--- DATA EXCERPTS Enclosed Below ---
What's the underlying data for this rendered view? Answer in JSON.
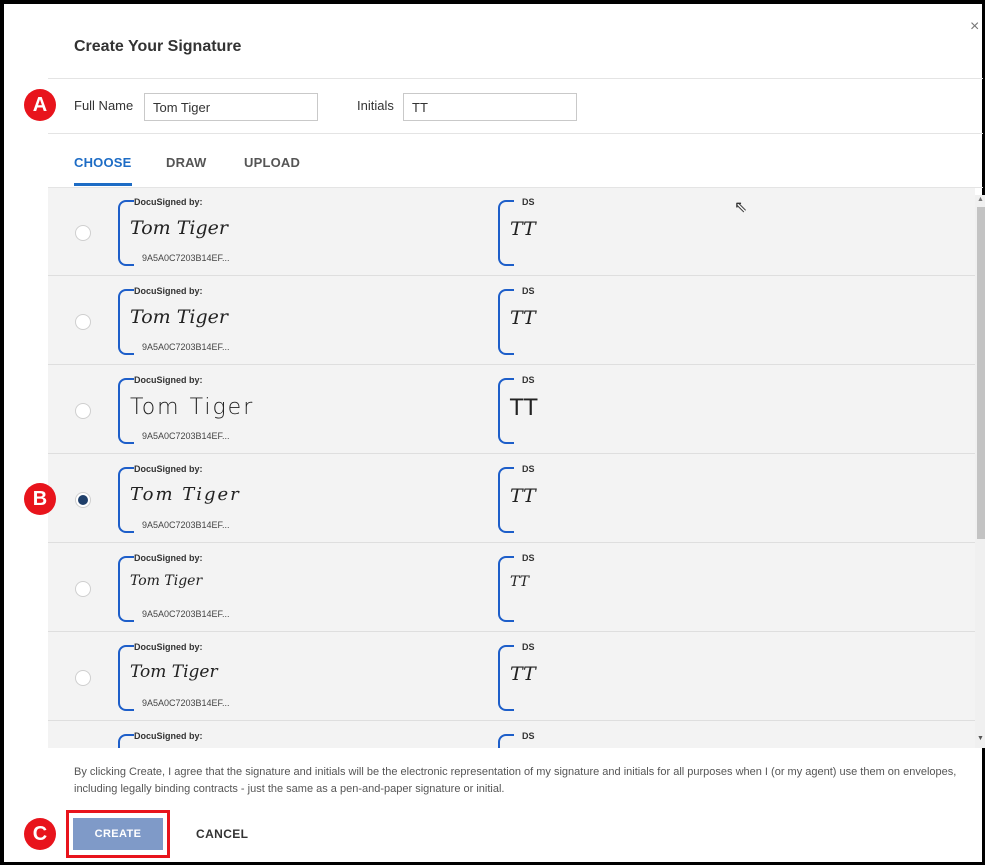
{
  "dialog": {
    "title": "Create Your Signature",
    "close_glyph": "×"
  },
  "fields": {
    "full_name_label": "Full Name",
    "full_name_value": "Tom Tiger",
    "initials_label": "Initials",
    "initials_value": "TT"
  },
  "tabs": [
    {
      "label": "CHOOSE",
      "active": true
    },
    {
      "label": "DRAW",
      "active": false
    },
    {
      "label": "UPLOAD",
      "active": false
    }
  ],
  "signature_options": [
    {
      "signed_by": "DocuSigned by:",
      "signature": "Tom Tiger",
      "id": "9A5A0C7203B14EF...",
      "ds": "DS",
      "initials": "TT",
      "selected": false
    },
    {
      "signed_by": "DocuSigned by:",
      "signature": "Tom Tiger",
      "id": "9A5A0C7203B14EF...",
      "ds": "DS",
      "initials": "TT",
      "selected": false
    },
    {
      "signed_by": "DocuSigned by:",
      "signature": "Tom Tiger",
      "id": "9A5A0C7203B14EF...",
      "ds": "DS",
      "initials": "TT",
      "selected": false
    },
    {
      "signed_by": "DocuSigned by:",
      "signature": "Tom Tiger",
      "id": "9A5A0C7203B14EF...",
      "ds": "DS",
      "initials": "TT",
      "selected": true
    },
    {
      "signed_by": "DocuSigned by:",
      "signature": "Tom Tiger",
      "id": "9A5A0C7203B14EF...",
      "ds": "DS",
      "initials": "TT",
      "selected": false
    },
    {
      "signed_by": "DocuSigned by:",
      "signature": "Tom Tiger",
      "id": "9A5A0C7203B14EF...",
      "ds": "DS",
      "initials": "TT",
      "selected": false
    },
    {
      "signed_by": "DocuSigned by:",
      "signature": "",
      "id": "",
      "ds": "DS",
      "initials": "",
      "selected": false
    }
  ],
  "disclaimer": "By clicking Create, I agree that the signature and initials will be the electronic representation of my signature and initials for all purposes when I (or my agent) use them on envelopes, including legally binding contracts - just the same as a pen-and-paper signature or initial.",
  "buttons": {
    "create": "CREATE",
    "cancel": "CANCEL"
  },
  "callouts": {
    "a": "A",
    "b": "B",
    "c": "C"
  },
  "colors": {
    "accent": "#1d6cc5",
    "callout": "#e8141c",
    "create_button": "#7f9ac8",
    "signature_bracket": "#1d5ec9"
  }
}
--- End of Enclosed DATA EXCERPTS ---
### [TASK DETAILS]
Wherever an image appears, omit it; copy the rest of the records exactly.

### [RESPONSE]
What's the underlying data for this rendered view? Answer in JSON.
{
  "dialog": {
    "title": "Create Your Signature",
    "close_glyph": "×"
  },
  "fields": {
    "full_name_label": "Full Name",
    "full_name_value": "Tom Tiger",
    "initials_label": "Initials",
    "initials_value": "TT"
  },
  "tabs": [
    {
      "label": "CHOOSE",
      "active": true
    },
    {
      "label": "DRAW",
      "active": false
    },
    {
      "label": "UPLOAD",
      "active": false
    }
  ],
  "signature_options": [
    {
      "signed_by": "DocuSigned by:",
      "signature": "Tom Tiger",
      "id": "9A5A0C7203B14EF...",
      "ds": "DS",
      "initials": "TT",
      "selected": false
    },
    {
      "signed_by": "DocuSigned by:",
      "signature": "Tom Tiger",
      "id": "9A5A0C7203B14EF...",
      "ds": "DS",
      "initials": "TT",
      "selected": false
    },
    {
      "signed_by": "DocuSigned by:",
      "signature": "Tom Tiger",
      "id": "9A5A0C7203B14EF...",
      "ds": "DS",
      "initials": "TT",
      "selected": false
    },
    {
      "signed_by": "DocuSigned by:",
      "signature": "Tom Tiger",
      "id": "9A5A0C7203B14EF...",
      "ds": "DS",
      "initials": "TT",
      "selected": true
    },
    {
      "signed_by": "DocuSigned by:",
      "signature": "Tom Tiger",
      "id": "9A5A0C7203B14EF...",
      "ds": "DS",
      "initials": "TT",
      "selected": false
    },
    {
      "signed_by": "DocuSigned by:",
      "signature": "Tom Tiger",
      "id": "9A5A0C7203B14EF...",
      "ds": "DS",
      "initials": "TT",
      "selected": false
    },
    {
      "signed_by": "DocuSigned by:",
      "signature": "",
      "id": "",
      "ds": "DS",
      "initials": "",
      "selected": false
    }
  ],
  "disclaimer": "By clicking Create, I agree that the signature and initials will be the electronic representation of my signature and initials for all purposes when I (or my agent) use them on envelopes, including legally binding contracts - just the same as a pen-and-paper signature or initial.",
  "buttons": {
    "create": "CREATE",
    "cancel": "CANCEL"
  },
  "callouts": {
    "a": "A",
    "b": "B",
    "c": "C"
  },
  "colors": {
    "accent": "#1d6cc5",
    "callout": "#e8141c",
    "create_button": "#7f9ac8",
    "signature_bracket": "#1d5ec9"
  }
}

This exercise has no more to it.